Constitution Talks: Round Two
Prepared by Government Information Services
Efforts to craft a new constitution to govern Cayman’s relationship with the United Kingdom and a Bill of Rights to entrench citizens’ fundamental rights and freedoms, recommenced Monday (13 January 2009).
The second round of constitutional negotiations which began at the Westin Casuarina Resort included a UK Foreign and Commonwealth Office (FCO) delegation, Cayman’s leaders of government and opposition; Chamber of Commerce representatives and non–government organizations such as the Human Rights Committee; the Cayman Islands Ministers Association, and the Cayman Islands Conference of Seventh Day Adventists.
FCO Representative Ian Hendry assured participants that the UK’s commitment to a modern, effective relationship with Cayman would ensure a bright future: "Our delegation approaches these talks in a spirit of goodwill and co–operation…I hope we can concentrate on seeking the best constitutional arrangements available for the Cayman Islands with which both sides can live," he said.
Leader of Government Business the Hon. Kurt Tibbetts, MLA, JP noted that satisfactory progress had been made on most issues during the first round, particularly on the Bill of Rights.
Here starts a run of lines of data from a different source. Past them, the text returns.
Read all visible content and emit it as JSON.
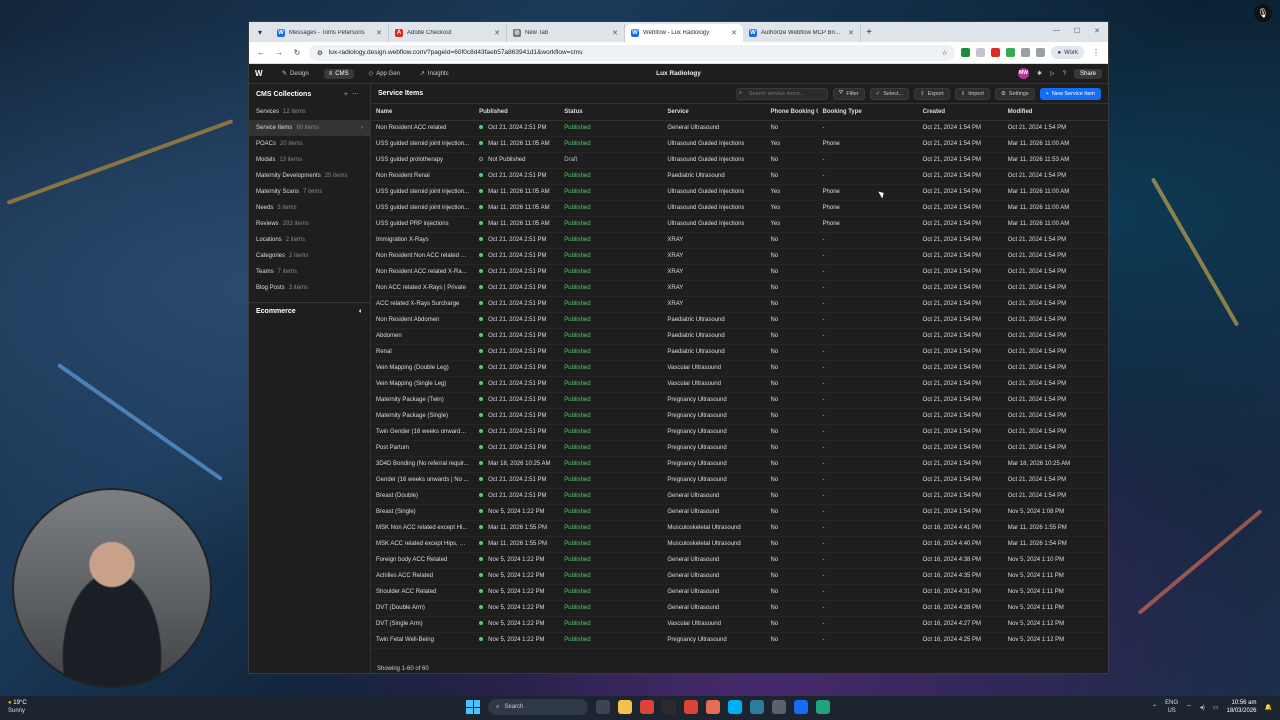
{
  "browser": {
    "tabs": [
      {
        "label": "Messages - Toms Petersons",
        "icon": "webflow-icon",
        "color": "#146ef5"
      },
      {
        "label": "Adobe Checkout",
        "icon": "adobe-icon",
        "color": "#e1251b"
      },
      {
        "label": "New Tab",
        "icon": "chrome-icon",
        "color": "#777777"
      },
      {
        "label": "Webflow - Lux Radiology",
        "icon": "webflow-icon",
        "color": "#146ef5"
      },
      {
        "label": "Authorize Webflow MCP Bridge",
        "icon": "webflow-icon",
        "color": "#146ef5"
      }
    ],
    "url": "lux-radiology.design.webflow.com/?pageId=60f0c8d43faeb57a863941d1&workflow=cms",
    "profile_label": "Work"
  },
  "webflow": {
    "modes": [
      "Design",
      "CMS",
      "App Gen",
      "Insights"
    ],
    "site_name": "Lux Radiology",
    "avatar_initials": "MW",
    "share_label": "Share"
  },
  "sidebar": {
    "title": "CMS Collections",
    "items": [
      {
        "label": "Services",
        "count": "12 items"
      },
      {
        "label": "Service Items",
        "count": "60 items"
      },
      {
        "label": "POACs",
        "count": "20 items"
      },
      {
        "label": "Modals",
        "count": "13 items"
      },
      {
        "label": "Maternity Developments",
        "count": "25 items"
      },
      {
        "label": "Maternity Scans",
        "count": "7 items"
      },
      {
        "label": "Needs",
        "count": "3 items"
      },
      {
        "label": "Reviews",
        "count": "203 items"
      },
      {
        "label": "Locations",
        "count": "2 items"
      },
      {
        "label": "Categories",
        "count": "2 items"
      },
      {
        "label": "Teams",
        "count": "7 items"
      },
      {
        "label": "Blog Posts",
        "count": "3 items"
      }
    ],
    "ecommerce_label": "Ecommerce"
  },
  "main": {
    "title": "Service Items",
    "search_placeholder": "Search service items...",
    "buttons": {
      "filter": "Filter",
      "select": "Select...",
      "export": "Export",
      "import": "Import",
      "settings": "Settings",
      "new_item": "New Service Item"
    },
    "columns": [
      "Name",
      "Published",
      "Status",
      "Service",
      "Phone Booking Only",
      "Booking Type",
      "Created",
      "Modified"
    ],
    "rows": [
      [
        "Non Resident ACC related",
        "Oct 21, 2024 2:51 PM",
        "Published",
        "General Ultrasound",
        "No",
        "-",
        "Oct 21, 2024 1:54 PM",
        "Oct 21, 2024 1:54 PM"
      ],
      [
        "USS guided steroid joint injection...",
        "Mar 11, 2026 11:05 AM",
        "Published",
        "Ultrasound Guided Injections",
        "Yes",
        "Phone",
        "Oct 21, 2024 1:54 PM",
        "Mar 11, 2026 11:00 AM"
      ],
      [
        "USS guided prolotherapy",
        "Not Published",
        "Draft",
        "Ultrasound Guided Injections",
        "No",
        "-",
        "Oct 21, 2024 1:54 PM",
        "Mar 11, 2026 11:53 AM"
      ],
      [
        "Non Resident Renal",
        "Oct 21, 2024 2:51 PM",
        "Published",
        "Paediatric Ultrasound",
        "No",
        "-",
        "Oct 21, 2024 1:54 PM",
        "Oct 21, 2024 1:54 PM"
      ],
      [
        "USS guided steroid joint injection...",
        "Mar 11, 2026 11:05 AM",
        "Published",
        "Ultrasound Guided Injections",
        "Yes",
        "Phone",
        "Oct 21, 2024 1:54 PM",
        "Mar 11, 2026 11:00 AM"
      ],
      [
        "USS guided steroid joint injection...",
        "Mar 11, 2026 11:05 AM",
        "Published",
        "Ultrasound Guided Injections",
        "Yes",
        "Phone",
        "Oct 21, 2024 1:54 PM",
        "Mar 11, 2026 11:00 AM"
      ],
      [
        "USS guided PRP injections",
        "Mar 11, 2026 11:05 AM",
        "Published",
        "Ultrasound Guided Injections",
        "Yes",
        "Phone",
        "Oct 21, 2024 1:54 PM",
        "Mar 11, 2026 11:00 AM"
      ],
      [
        "Immigration X-Rays",
        "Oct 21, 2024 2:51 PM",
        "Published",
        "XRAY",
        "No",
        "-",
        "Oct 21, 2024 1:54 PM",
        "Oct 21, 2024 1:54 PM"
      ],
      [
        "Non Resident Non ACC related X...",
        "Oct 21, 2024 2:51 PM",
        "Published",
        "XRAY",
        "No",
        "-",
        "Oct 21, 2024 1:54 PM",
        "Oct 21, 2024 1:54 PM"
      ],
      [
        "Non Resident ACC related X-Ray...",
        "Oct 21, 2024 2:51 PM",
        "Published",
        "XRAY",
        "No",
        "-",
        "Oct 21, 2024 1:54 PM",
        "Oct 21, 2024 1:54 PM"
      ],
      [
        "Non ACC related X-Rays | Private",
        "Oct 21, 2024 2:51 PM",
        "Published",
        "XRAY",
        "No",
        "-",
        "Oct 21, 2024 1:54 PM",
        "Oct 21, 2024 1:54 PM"
      ],
      [
        "ACC related X-Rays Surcharge",
        "Oct 21, 2024 2:51 PM",
        "Published",
        "XRAY",
        "No",
        "-",
        "Oct 21, 2024 1:54 PM",
        "Oct 21, 2024 1:54 PM"
      ],
      [
        "Non Resident Abdomen",
        "Oct 21, 2024 2:51 PM",
        "Published",
        "Paediatric Ultrasound",
        "No",
        "-",
        "Oct 21, 2024 1:54 PM",
        "Oct 21, 2024 1:54 PM"
      ],
      [
        "Abdomen",
        "Oct 21, 2024 2:51 PM",
        "Published",
        "Paediatric Ultrasound",
        "No",
        "-",
        "Oct 21, 2024 1:54 PM",
        "Oct 21, 2024 1:54 PM"
      ],
      [
        "Renal",
        "Oct 21, 2024 2:51 PM",
        "Published",
        "Paediatric Ultrasound",
        "No",
        "-",
        "Oct 21, 2024 1:54 PM",
        "Oct 21, 2024 1:54 PM"
      ],
      [
        "Vein Mapping (Double Leg)",
        "Oct 21, 2024 2:51 PM",
        "Published",
        "Vascular Ultrasound",
        "No",
        "-",
        "Oct 21, 2024 1:54 PM",
        "Oct 21, 2024 1:54 PM"
      ],
      [
        "Vein Mapping (Single Leg)",
        "Oct 21, 2024 2:51 PM",
        "Published",
        "Vascular Ultrasound",
        "No",
        "-",
        "Oct 21, 2024 1:54 PM",
        "Oct 21, 2024 1:54 PM"
      ],
      [
        "Maternity Package (Twin)",
        "Oct 21, 2024 2:51 PM",
        "Published",
        "Pregnancy Ultrasound",
        "No",
        "-",
        "Oct 21, 2024 1:54 PM",
        "Oct 21, 2024 1:54 PM"
      ],
      [
        "Maternity Package (Single)",
        "Oct 21, 2024 2:51 PM",
        "Published",
        "Pregnancy Ultrasound",
        "No",
        "-",
        "Oct 21, 2024 1:54 PM",
        "Oct 21, 2024 1:54 PM"
      ],
      [
        "Twin Gender (16 weeks onwards ...",
        "Oct 21, 2024 2:51 PM",
        "Published",
        "Pregnancy Ultrasound",
        "No",
        "-",
        "Oct 21, 2024 1:54 PM",
        "Oct 21, 2024 1:54 PM"
      ],
      [
        "Post Partum",
        "Oct 21, 2024 2:51 PM",
        "Published",
        "Pregnancy Ultrasound",
        "No",
        "-",
        "Oct 21, 2024 1:54 PM",
        "Oct 21, 2024 1:54 PM"
      ],
      [
        "3D4D Bonding (No referral requir...",
        "Mar 18, 2026 10:25 AM",
        "Published",
        "Pregnancy Ultrasound",
        "No",
        "-",
        "Oct 21, 2024 1:54 PM",
        "Mar 18, 2026 10:25 AM"
      ],
      [
        "Gender (16 weeks onwards | No ...",
        "Oct 21, 2024 2:51 PM",
        "Published",
        "Pregnancy Ultrasound",
        "No",
        "-",
        "Oct 21, 2024 1:54 PM",
        "Oct 21, 2024 1:54 PM"
      ],
      [
        "Breast (Double)",
        "Oct 21, 2024 2:51 PM",
        "Published",
        "General Ultrasound",
        "No",
        "-",
        "Oct 21, 2024 1:54 PM",
        "Oct 21, 2024 1:54 PM"
      ],
      [
        "Breast (Single)",
        "Nov 5, 2024 1:22 PM",
        "Published",
        "General Ultrasound",
        "No",
        "-",
        "Oct 21, 2024 1:54 PM",
        "Nov 5, 2024 1:08 PM"
      ],
      [
        "MSK Non ACC related except Hi...",
        "Mar 11, 2026 1:55 PM",
        "Published",
        "Musculoskeletal Ultrasound",
        "No",
        "-",
        "Oct 16, 2024 4:41 PM",
        "Mar 11, 2026 1:55 PM"
      ],
      [
        "MSK ACC related except Hips, Gl...",
        "Mar 11, 2026 1:55 PM",
        "Published",
        "Musculoskeletal Ultrasound",
        "No",
        "-",
        "Oct 16, 2024 4:40 PM",
        "Mar 11, 2026 1:54 PM"
      ],
      [
        "Foreign body ACC Related",
        "Nov 5, 2024 1:22 PM",
        "Published",
        "General Ultrasound",
        "No",
        "-",
        "Oct 16, 2024 4:38 PM",
        "Nov 5, 2024 1:10 PM"
      ],
      [
        "Achilles ACC Related",
        "Nov 5, 2024 1:22 PM",
        "Published",
        "General Ultrasound",
        "No",
        "-",
        "Oct 16, 2024 4:35 PM",
        "Nov 5, 2024 1:11 PM"
      ],
      [
        "Shoulder ACC Related",
        "Nov 5, 2024 1:22 PM",
        "Published",
        "General Ultrasound",
        "No",
        "-",
        "Oct 16, 2024 4:31 PM",
        "Nov 5, 2024 1:11 PM"
      ],
      [
        "DVT (Double Arm)",
        "Nov 5, 2024 1:22 PM",
        "Published",
        "General Ultrasound",
        "No",
        "-",
        "Oct 16, 2024 4:28 PM",
        "Nov 5, 2024 1:11 PM"
      ],
      [
        "DVT (Single Arm)",
        "Nov 5, 2024 1:22 PM",
        "Published",
        "Vascular Ultrasound",
        "No",
        "-",
        "Oct 16, 2024 4:27 PM",
        "Nov 5, 2024 1:12 PM"
      ],
      [
        "Twin Fetal Well-Being",
        "Nov 5, 2024 1:22 PM",
        "Published",
        "Pregnancy Ultrasound",
        "No",
        "-",
        "Oct 16, 2024 4:25 PM",
        "Nov 5, 2024 1:12 PM"
      ]
    ],
    "footer": "Showing 1-60 of 60"
  },
  "taskbar": {
    "temperature": "19°C",
    "weather": "Sunny",
    "search_label": "Search",
    "lang": "ENG",
    "region": "US",
    "time": "10:56 am",
    "date": "18/03/2026"
  },
  "colors": {
    "accent": "#146ef5",
    "published": "#4ecb71"
  }
}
That, he said, provided a solid foundation on which to build further consensus.
Observing that government accepted that every negotiation is characterized "by a measure of give and take," Mr Tibbetts said that his fellow ministers are pleased that some of their comments have been taken on board by the UK.
He cited specifically the UK’s agreement on the importance of having a National Security Council to manage senior level security forces appointments, and the establishment of a Judicial and Legal Services Commission to oversee the appointments of judges and others into key legal positions.
Mr Tibbetts also expressed pleasure that the UK had accepted government’s recommendation to consider Cayman’s interests when negotiating international treaties.
He emphasised that government’s goal was to achieve an agreement that recognizes the Islands’ particular culture, traditions and values; that promotes openness, transparency and accountability, and ensures accessibility to all the people of Cayman.
"These negotiations provide us with a historic opportunity to modernize our centuries–old constitutional relationship with the UK so that it works better for the UK and us [Cayman] in the future. The world has undergone significant change since 1972 when our present constitution took effect…today we are more mature and more confident as a people and would like to have a greater say in running our affairs in a continuing partnership with the UK," Mr Tibbetts noted.
Opposition Leader McKeeva Bush said that the country must continue to debate the draft constitution: "There are parts which we would support and have pushed since 2002–2003, such as our involvement in treaties and other such matters," Mr Bush stated. He added that there are other aspects to the working documents which the opposition will fight against and that the opposition would continue to take discussions on constitutional issues to the people.
Chamber of Commerce Representative Eddie Thompson said that the working document was "moving in the right direction" and was in keeping with the findings of the chamber’s own members’ survey.
"The working draft includes several provisions that the chamber membership supports," he said, citing among others, the need to maintain ties with the UK; avoid any move towards independence; modernize the role of the governor, and introduce checks and balances.
However, Mr Thompson also mentioned several issues which from a chamber standpoint remain unresolved. These included confirming the provisions of the proposed Bill of Rights; human rights and constitutional modernization, and confirming the functions of the governor.
Urging compromise and negotiation, he further challenged elected representatives to "set aside political differences and develop a new constitution that protects our unique way of life, provides for a more open, transparent and accountable government, and contributes to the fair and equitable exercise of power and delivery of public services.
Representatives of Cayman’s religious community were concerned mainly with protecting the religious values of the Islands’ people, while the HRC representative urged a rewording of sections of the working document to reflect more simple and positive language.